This excursion burned him out, he said. He no longer had the same creative drive. Paavola moved to Seattle and “drifted” around after an unsuccessful attempt to attend art school.
Paavola could not get away from making blades after he moved back to Michigan. He earned a Bachelor of Fine Arts degree in sculpture from Eastern Michigan University. One thing his classmates and professors always noticed, however, was that his best work was always something potentially harmful, like the edge of a blade.
“It really helped me to realize that I have something,” Paavola said. “I don’t think of myself as skilled — I like to attribute it to sheer determination.”
During Paavola’s childhood, he was taught the value of hard work. Some things are just too easy to buy, he said. Paavola’s ancestors were all peasants, he said, so he sees a connection between his determination and his family’s heritage.
“It’s that Finnish idea of ‘Sisu,’ which is extreme determination,” Paavola said. “A lot of us Finnish-Americans hang on to that idea of toughing it out — if you can’t do it yourself, is it really worth doing?”
Now, Paavola strives to invest his energy into each knife he crafts. Though creating the blade and working with the metal is only 10% of the overall task, Paavola takes time to polish, dress and handle each knife individually.
Paavola often donates his knives to indigenous and anti-domestic violence groups for them to sell and support their cause. He wanted to donate about one knife each year, but now he finds himself donating multiple each year.
Paavola specializes as a bladesmith, which is fairly common for hobbyists in the blacksmithing community, Sarge said. The difference between the two terms is essentially just the difference between the shapes they create from metal. It is “all heating up steel and smacking it,” he said.
Paavola buys his steel from New Jersey Steel Baron, or repurposes metal and wood from the Kalamazoo area, he said.
“A good rule of thumb is to produce 100 knives before selling one,” he said.
After finishing knives, Paavola sells them on his Instagram page. Most of his customers find him through social media, he said. His knives go for hundreds of dollars.
“I don’t see it as anything special,” he said. “I hear it all the time with people watching ‘Forged in Fire.’ We aren’t doing anything you can’t do.”
Emma Vasicek, the public events director at the Kalamazoo Nature Center, is appreciative of the interesting demonstration and learning experiences Paavola provides while volunteering there.
“He’s been really amazing and a big value at our events,” Vasicek said. “We appreciate him a lot.”
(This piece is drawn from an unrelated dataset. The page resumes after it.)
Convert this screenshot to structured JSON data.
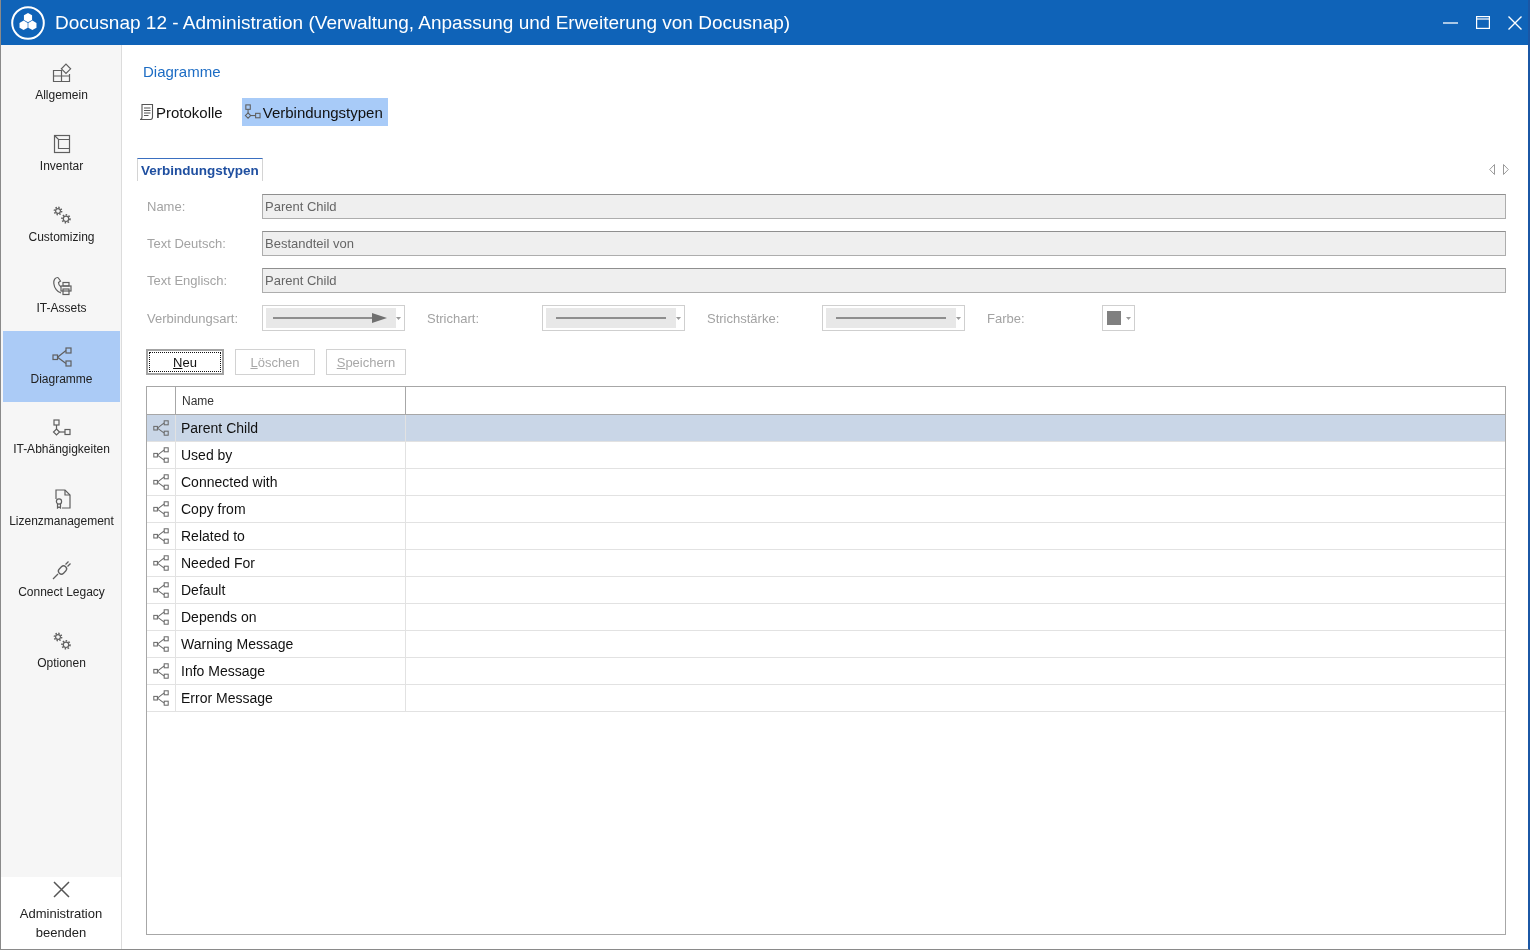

Despite not thinking his job is a special one, Paavola knows blacksmithing is not for everyone. At one point, Paavola had to go to the emergency room from an infected cut in his arm.
“It’s not for the faint of heart,” he said “Unless you have a really good insurance program, I really, strongly advise thinking twice about it.”
Through his work, Paavola says he thinks about knives in a different way than is common in society as a whole. When most people see someone with a knife, they think that person has a weapon, he said. Paavola does not see it that way.
“A sword would be a weapon, a gun would be a weapon, but a knife is a tool,” he said. “You can use it to build.”
Paavola enjoys investing his time in something that can benefit other people’s lives. That’s why he does what he does. More importantly, however, he wants others to hear his message. Paavola lives by the notion that you must leave the world in a better place than it was when you got here.
“If you are not taking what your passionate about and using it to better the lives of other people, ‘What are you doing?’” Paavola asked.